“I would like to see some tangible evidence before the committee goes off and announces a baseline plan on reducing accommodation,” Bullard said in an interview.
The Federal Reserve has been buying $85 billion in bonds each month in an effort to push down long-term interest rates and turbocharge the recovery. Fed Chairman Ben S. Bernanke said earlier this week that the central bank would probably begin to reduce that amount this year and end the purchases altogether when the unemployment rate hits about 7 percent, which is expected to occur in mid-2014.
Bernanke said the timeline represented the “consensus” at the Fed, though it was not included in the official statement approved by members of the central bank’s influential policy-setting committee. Bullard is a voting member of that group this year and dissented from the official statement.
Bullard said he is particularly worried that inflation is too weak, clocking in at less than 1 percent in recent months. He has pushed for increasing bond purchases if it does not improve soon.
Signaling a reduction, he said in the interview, “was the wrong kind of response given the way the data were coming in.”
“I think the committee should be more respectful of responding to data in a systematic way,” he said. “That’s what builds confidence with markets.”
U.S. stock markets sank after the Fed’s announcement before stabilizing Friday. The major indexes ended the week down about 3.5 percent.
Bernanke “is finding that making a smooth exit from his ultra-easy monetary policies may be much more difficult to accomplish than he expected,” said Ed Yardeni, president and chief investment strategist at Yardeni Research.
Markets had been on edge in recent weeks as investors tried to parse officials’ remarks for clues to the Fed’s intentions — and came up with conflicting answers. In laying out a timeline for ending bond purchases on Wednesday, Bernanke stressed that the central bank will probably hold onto them until they mature. He also emphasized that the Fed will not consider raising short-term interest rates until the unemployment rate hits 6.5 percent or inflation rises above 2.5 percent.
Bullard noted that monetary policy is still providing plenty of support to the economy. But, he added, the sell-off in the markets demonstrates that the direction of the Fed’s movements are important as well.

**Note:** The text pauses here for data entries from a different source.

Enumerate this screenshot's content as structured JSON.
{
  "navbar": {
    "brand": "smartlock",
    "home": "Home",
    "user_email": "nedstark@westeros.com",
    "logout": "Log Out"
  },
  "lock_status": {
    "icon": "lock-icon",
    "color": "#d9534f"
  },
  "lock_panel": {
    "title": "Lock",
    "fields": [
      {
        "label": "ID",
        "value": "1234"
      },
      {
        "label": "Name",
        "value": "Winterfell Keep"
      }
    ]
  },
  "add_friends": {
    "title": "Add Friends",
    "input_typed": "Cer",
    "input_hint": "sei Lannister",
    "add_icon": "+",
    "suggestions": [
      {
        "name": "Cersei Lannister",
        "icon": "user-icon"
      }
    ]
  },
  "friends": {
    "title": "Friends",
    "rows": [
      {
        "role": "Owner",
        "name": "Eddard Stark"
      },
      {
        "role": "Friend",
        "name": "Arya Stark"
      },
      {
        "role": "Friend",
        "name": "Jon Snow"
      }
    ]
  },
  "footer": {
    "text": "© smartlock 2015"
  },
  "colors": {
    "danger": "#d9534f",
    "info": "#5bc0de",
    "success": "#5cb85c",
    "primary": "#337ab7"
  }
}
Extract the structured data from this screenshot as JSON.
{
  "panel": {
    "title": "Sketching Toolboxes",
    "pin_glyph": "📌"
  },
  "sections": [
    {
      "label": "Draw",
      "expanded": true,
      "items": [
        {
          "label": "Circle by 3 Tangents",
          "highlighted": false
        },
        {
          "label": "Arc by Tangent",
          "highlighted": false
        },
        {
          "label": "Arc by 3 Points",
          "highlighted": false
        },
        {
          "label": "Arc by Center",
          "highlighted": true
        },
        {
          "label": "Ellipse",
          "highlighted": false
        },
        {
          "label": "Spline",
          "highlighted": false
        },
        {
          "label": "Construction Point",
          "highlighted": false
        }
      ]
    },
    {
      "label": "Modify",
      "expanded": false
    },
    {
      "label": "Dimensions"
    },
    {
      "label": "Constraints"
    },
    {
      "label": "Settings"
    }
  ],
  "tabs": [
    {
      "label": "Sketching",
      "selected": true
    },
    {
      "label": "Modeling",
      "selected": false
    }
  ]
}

“You can communicate it one way or another way, but the markets are saying that they’re pulling up the probability we’re going to withdraw from the [bond purchases] sooner than they expected, and that’s having a big influence,” he said in the interview.
According to their economic forecasts published this week, Fed officials believe the economy will grow between 2.3 percent and 2.6 percent this year, down slightly from their previous predictions. They anticipate the recovery will pick up next year to a growth rate between 3 percent and 3.5 percent, slightly better than previously expected.

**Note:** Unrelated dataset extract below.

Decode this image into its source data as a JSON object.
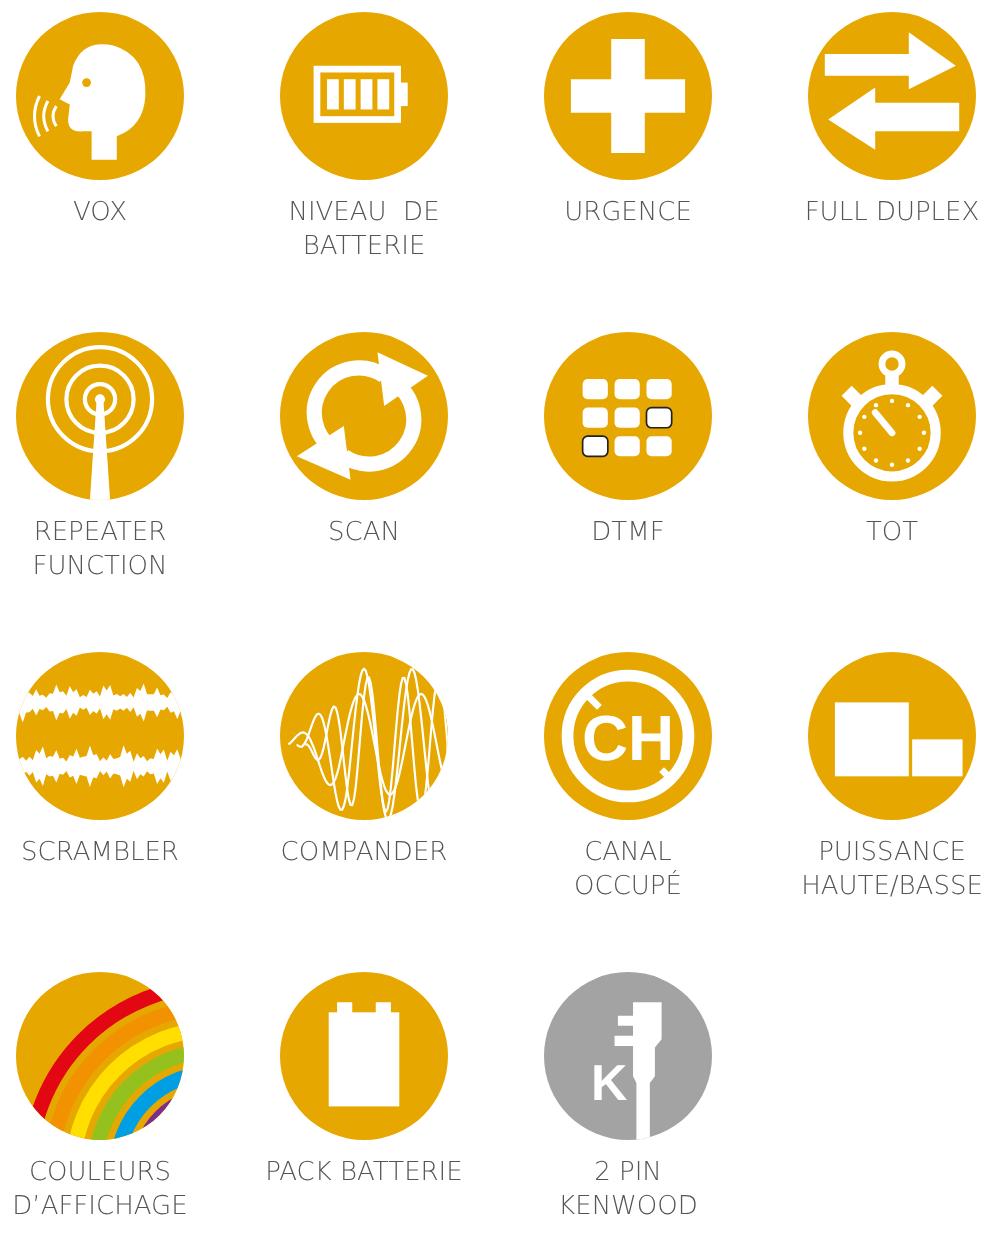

Those predictions are more optimistic than many private forecasts, however. And the Fed has been too rosy in the past, projecting a return to the heady days of 4 percent growth rate in 2012, then 2013 and finally 2014. Now that pace is not even on the horizon.
That should make officials cautious about signaling a reduction in stimulus too soon, Bullard said.
“The Fed has been predicting a better future for a long time, and it just has not materialized. And so these forecasts aren’t worth that much, including mine,” he said. “So I don’t think you should make important policy changes based on the idea that you’re more optimistic about your forecast. You should wait until you actually see some data.”